Featuring distinguished faculty from Stanford Alzheimer’s Disease Research Center, this course will describe cognitive changes over the normal lifespan and review evolving concepts of dementia. We will look at what Alzheimer’s disease is and is not, what parts of the brain are affected, and why the disorder sometimes runs in families. We will consider differences among cognitive aging, mild cognitive impairment, and Alzheimer’s disease; and we will contrast Alzheimer’s disease with other disorders that sometimes lead to dementia. Modern approaches to diagnosis and treatment, new therapies, and challenges faced by Alzheimer caregivers will be discussed. Finally, our faculty speakers will talk about potential preventive strategies—both where the evidence is weak and where the evidence seems to offer hope.

Faculty Speakers from the Stanford Alzheimer's Disease Research Center (ADRC) include:

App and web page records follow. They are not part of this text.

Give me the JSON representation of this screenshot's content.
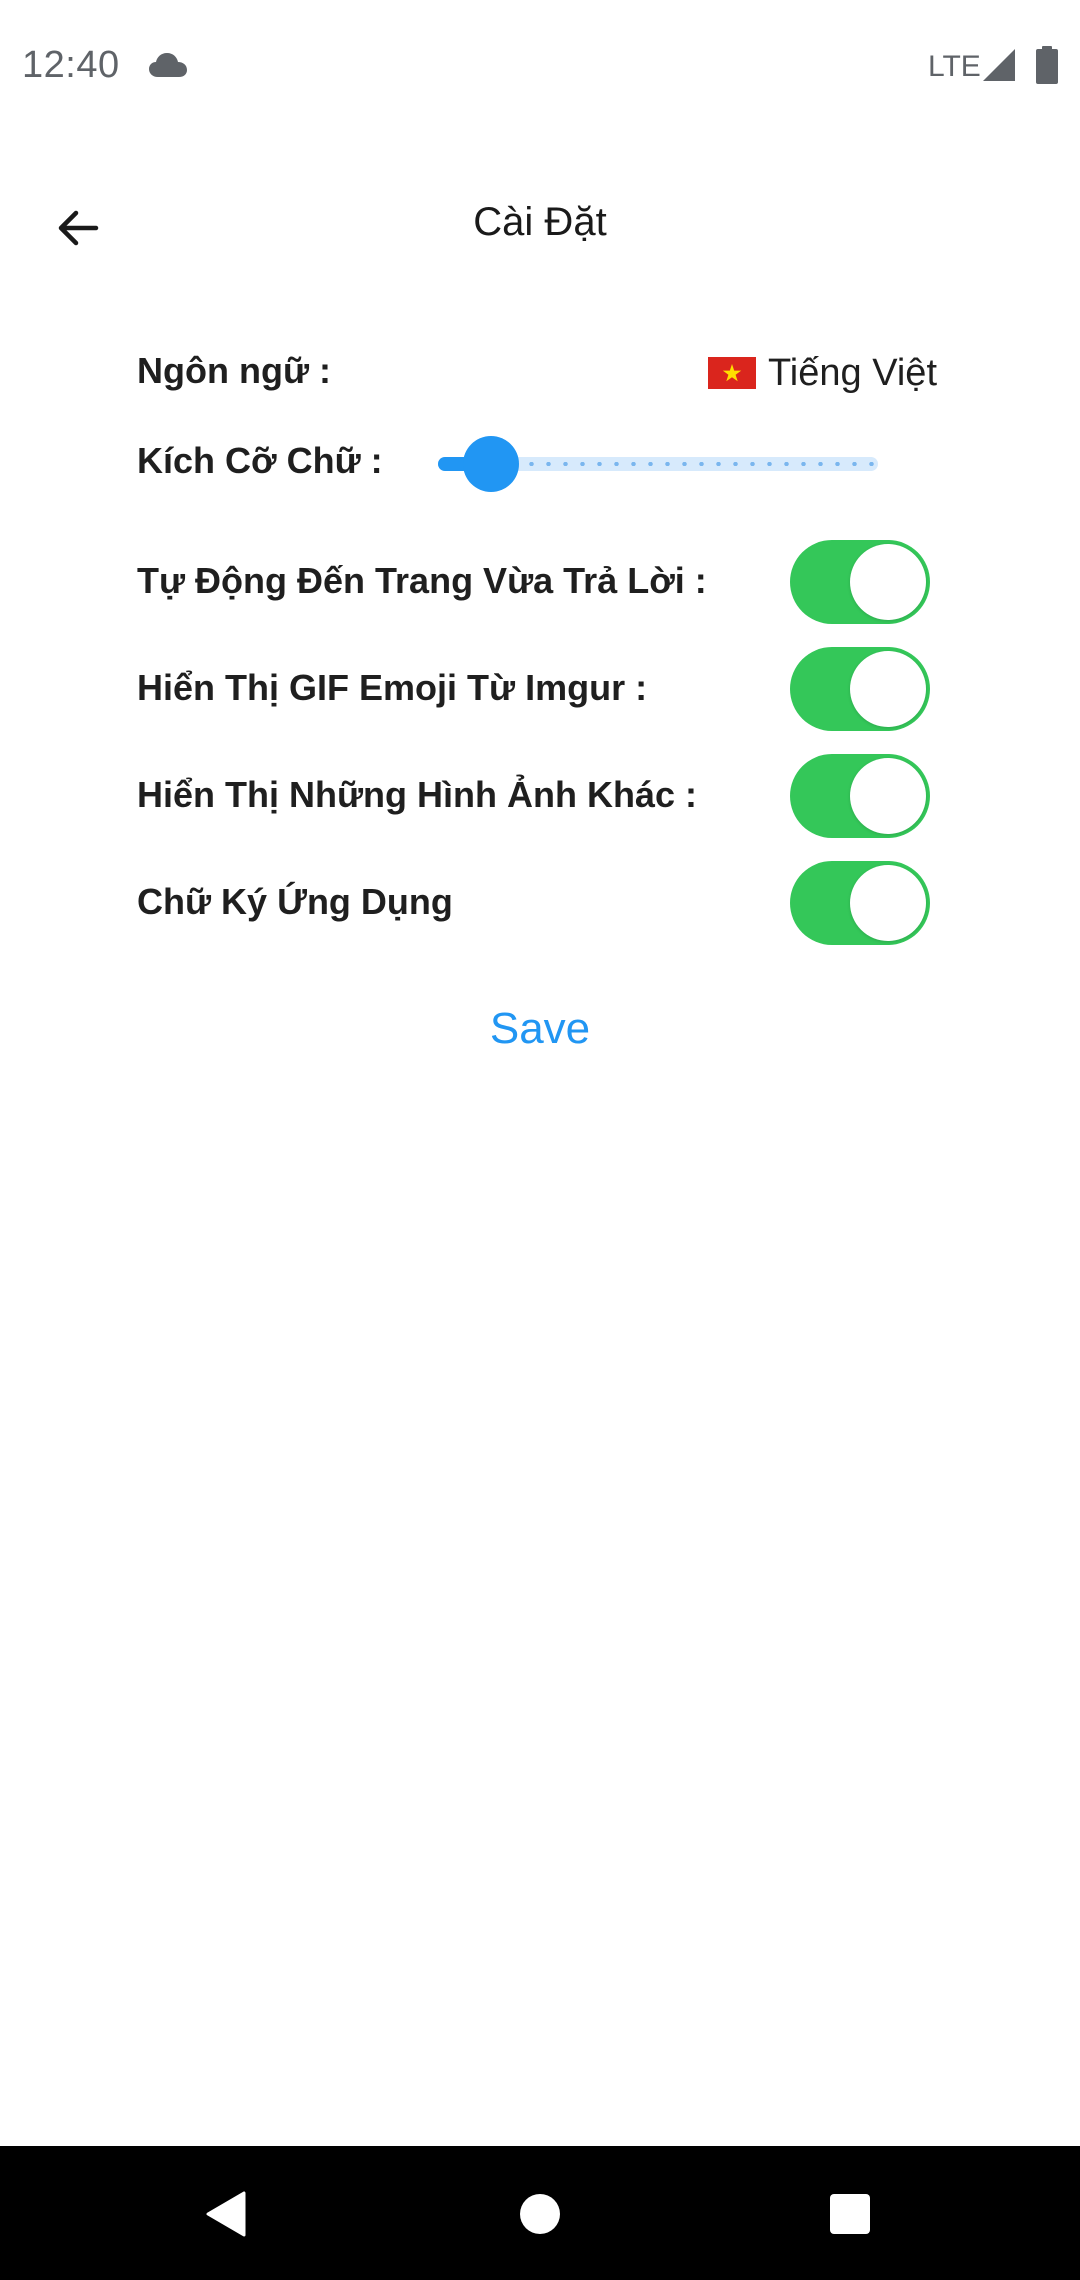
{
  "status_bar": {
    "time": "12:40",
    "network": "LTE",
    "icons": [
      "cloud-icon",
      "signal-icon",
      "battery-icon"
    ]
  },
  "header": {
    "title": "Cài Đặt",
    "back_icon": "arrow-left-icon"
  },
  "settings": {
    "language": {
      "label": "Ngôn ngữ :",
      "value": "Tiếng Việt",
      "flag_icon": "vietnam-flag-icon"
    },
    "font_size": {
      "label": "Kích Cỡ Chữ :",
      "level": 0.12
    },
    "toggles": [
      {
        "label": "Tự Động Đến Trang Vừa Trả Lời :",
        "on": true
      },
      {
        "label": "Hiển Thị GIF Emoji Từ Imgur :",
        "on": true
      },
      {
        "label": "Hiển Thị Những Hình Ảnh Khác :",
        "on": true
      },
      {
        "label": "Chữ Ký Ứng Dụng",
        "on": true
      }
    ],
    "save_label": "Save"
  },
  "nav_bar": {
    "icons": [
      "back-triangle-icon",
      "home-circle-icon",
      "recents-square-icon"
    ]
  },
  "colors": {
    "accent": "#2196f3",
    "toggle_on": "#34c759",
    "nav_bar": "#000000"
  }
}
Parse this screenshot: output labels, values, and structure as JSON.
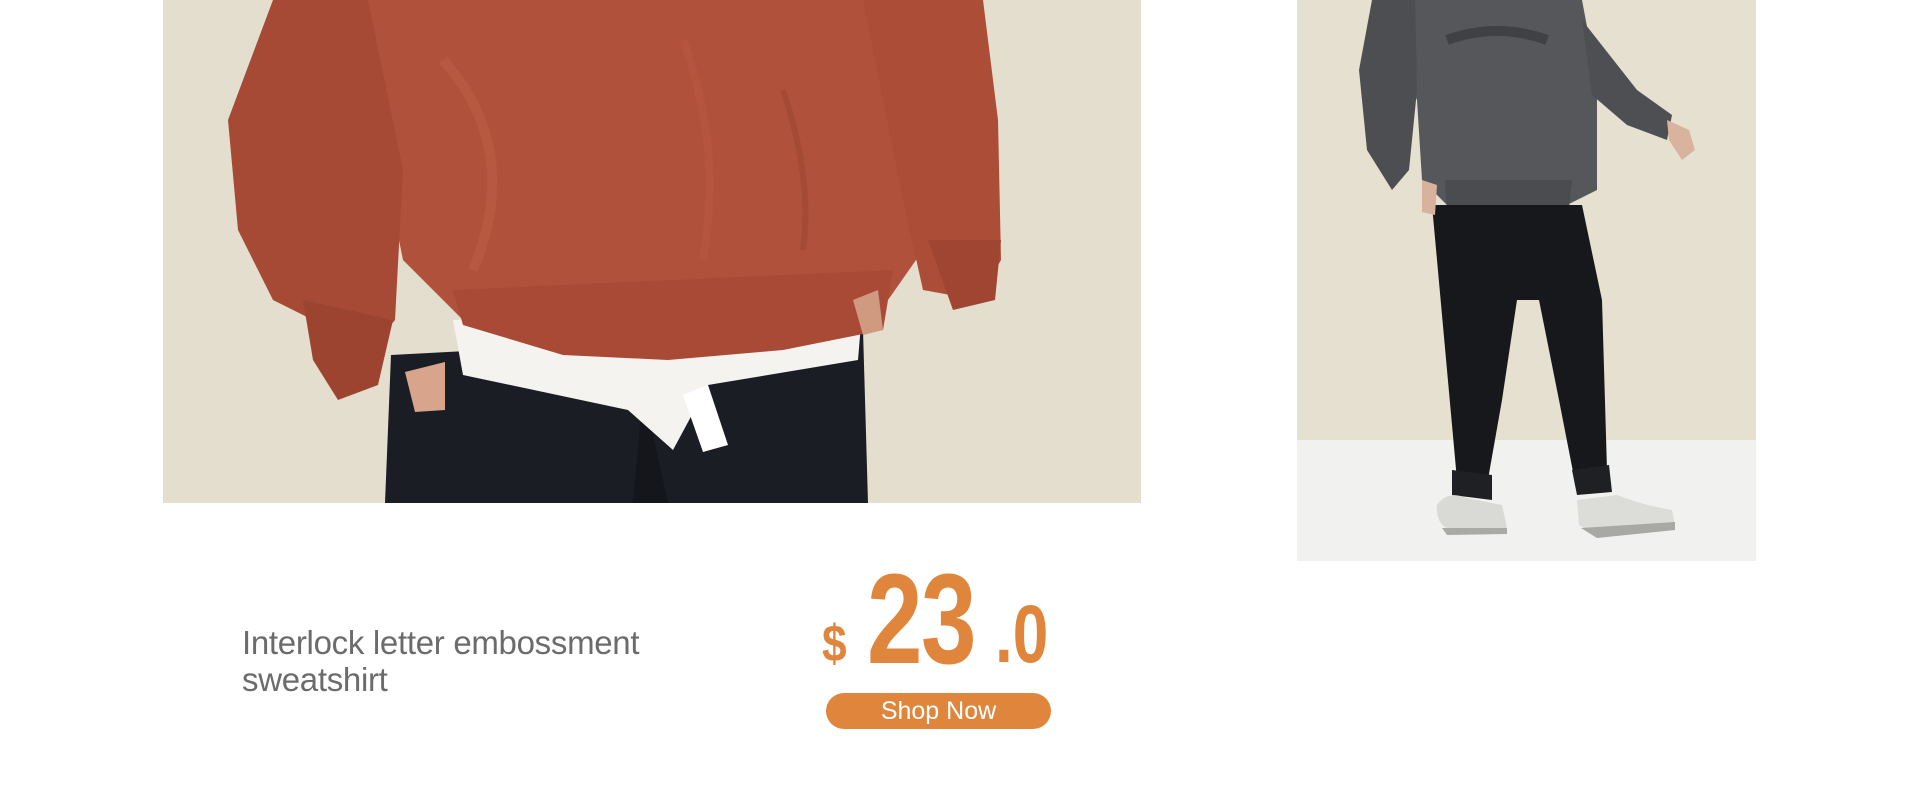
{
  "product": {
    "title": "Interlock letter embossment sweatshirt",
    "price_currency": "$",
    "price_integer": "23",
    "price_decimal": ".0",
    "shop_label": "Shop Now"
  },
  "images": {
    "main": "orange-sweatshirt-closeup",
    "side": "gray-sweatshirt-full-body"
  },
  "colors": {
    "accent": "#e0853c",
    "title_text": "#6b6b6b",
    "photo_background": "#e4dfcf"
  }
}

  • Nusha Askari, ADRC Senior Administrator
  • Carolyn A. Fredericks, Clinical Assistant Professor of Neurology & Neurological Sciences
  • Michael D. Greicius, Associate Professor of Neurology & Neurological Sciences
  • Geoffrey A. Kerchner, Adjunct Associate Professor of Neurology & Neurological Sciences; Medical Director, Early Clinical Development, Genentech
  • Elizabeth C. Mormino, Assistant Professor (Research) of Neurology & Neurological Sciences
  • Edward D. Plowey, Assistant Professor of Pathology
  • Kathleen L. Poston, Associate Professor of Neurology & Neurological Sciences
  • Hannes Vogel, Professor of Pathology and of Pediatrics
  • Maya V. Yutsis, Clinical Assistant Professor of Neurology & Neurological Sciences

Victor W. Henderson, Professor of Health Research and Policy and of Neurology and Neurological Sciences, Stanford

Victor W. Henderson’s research focuses on risk factors for cognitive aging and dementia, and on interventions to help prevent and treat these disorders. He directs the NIH Stanford Alzheimer’s Disease Research Center and co-directs the master’s degree program in epidemiology and clinical research.

Textbooks for this course:

There are no required textbooks; however, some fee-based online readings may be assigned.